Album Review: Nico & Vinz – Black Star Elephant2 min read
Black Star Elephant marks the first release since Afro-Norwegian duo, Envy, became Nico & Vinz earlier this year. Following the international success of their new single, Am I Wrong, the duo signed to Warner Bros. Records and chose to change their name to avoid confusion with other artists.
Despite being born and raised in Norway, Nico & Vinz are greatly influenced by their West African roots – Nico’s parents hail from the Ivory Coast and Vinz’ are from Ghana. This has lead to the duo’s eclectic genre-spanning sound, which combines the rhythm and soul of African music with a Scandinavian pop vibe. The duo effortlessly blends pop, reggae, dance, hip-hop, rock and soul, to create a sound that has been highly successful over the past few months, with Am I Wrong topping the charts in 41 different countries.
In addition to genre-bending, Nico & Vinz’ optimism about the future and overall positivity is a defining characteristic on Black Star Elephant and even led to them performing at last year’s Nobel Peace Prize concert.
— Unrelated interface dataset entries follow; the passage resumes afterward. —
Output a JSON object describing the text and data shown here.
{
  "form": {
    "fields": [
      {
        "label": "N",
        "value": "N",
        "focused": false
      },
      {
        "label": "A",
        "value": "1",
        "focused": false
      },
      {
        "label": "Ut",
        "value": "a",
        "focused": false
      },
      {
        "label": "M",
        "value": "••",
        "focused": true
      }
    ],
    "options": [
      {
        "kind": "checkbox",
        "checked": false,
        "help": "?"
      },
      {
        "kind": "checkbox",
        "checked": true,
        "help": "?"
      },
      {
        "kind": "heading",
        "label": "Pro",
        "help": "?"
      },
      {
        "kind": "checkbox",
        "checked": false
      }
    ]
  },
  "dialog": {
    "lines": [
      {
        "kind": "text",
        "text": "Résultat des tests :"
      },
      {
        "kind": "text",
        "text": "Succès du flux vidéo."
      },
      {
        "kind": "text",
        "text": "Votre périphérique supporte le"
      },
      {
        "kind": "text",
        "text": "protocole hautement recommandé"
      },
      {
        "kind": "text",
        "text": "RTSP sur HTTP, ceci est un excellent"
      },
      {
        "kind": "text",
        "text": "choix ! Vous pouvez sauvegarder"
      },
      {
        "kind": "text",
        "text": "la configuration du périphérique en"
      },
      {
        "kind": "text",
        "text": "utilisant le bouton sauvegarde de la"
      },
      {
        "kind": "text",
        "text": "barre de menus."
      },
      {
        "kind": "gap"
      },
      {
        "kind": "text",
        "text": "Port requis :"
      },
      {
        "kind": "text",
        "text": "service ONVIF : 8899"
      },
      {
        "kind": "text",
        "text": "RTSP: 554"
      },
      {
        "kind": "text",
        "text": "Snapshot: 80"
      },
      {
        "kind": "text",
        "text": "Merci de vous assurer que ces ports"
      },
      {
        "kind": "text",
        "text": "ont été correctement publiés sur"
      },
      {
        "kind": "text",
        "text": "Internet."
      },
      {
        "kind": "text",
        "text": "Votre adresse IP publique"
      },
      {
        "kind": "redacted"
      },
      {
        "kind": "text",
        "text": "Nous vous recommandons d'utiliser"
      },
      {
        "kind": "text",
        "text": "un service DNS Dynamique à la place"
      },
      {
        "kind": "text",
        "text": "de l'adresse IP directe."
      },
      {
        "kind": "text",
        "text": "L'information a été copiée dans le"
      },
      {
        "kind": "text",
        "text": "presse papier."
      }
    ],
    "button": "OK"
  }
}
The album opens with a thirty second African a capella introduction, which works to ground them in their cultural roots and provides an attention capturing lead into their debut single Am I Wrong. Since its release Am I Wrong has had major success reaching double platinum sales, and it’s clear to see why. The tune has an infective pop hook and, combined with upbeat vocal melodies and catchy Afrobeat rhythms, it’s a difficult one to ignore.
It is then followed by the more relaxed Last Time, whose laid back versus build into another upbeat sing-along chorus. The vocals stand out as having instant appeal on this album as the two vocalists’ voices compliment each other beautifully, as is certainly noticeable on this track.
Unfortunately, however the rest of the album falls short. Their hearts are clearly in the right place, but there is something about the teaming of the overly sincere lyrics with club-ready tribal-inspired beats that make this record sound somewhat clichéd. This comes across in the lightweight tracks Know What I’m Not and Miracles, which sound almost too commercial and self-conscious to be taken 100% seriously.
However, tracks like My Melody and Imagine, which are unapologetically inspired by and focused on their African heritage, definitely bring some substance to the record, while People and Runnin’ both demonstrate that Nico and Vinz have a knack for writing a solid pop tune.
The two men are clearly superb vocalists, and the album even features some well incorporated rapping into it’s songs, however there is something underwhelming about Black Star Elephant overall. Nico and Vinz have an optimistic approach to song writing, which has the potential to leave listeners feeling upbeat, but also possibly short-changed. Overall the duo are achieving good things by introducing African beats and harmonies to a more mainstream Western audience and their positive message is not one to be ignored, however the delivery may prove ineffective.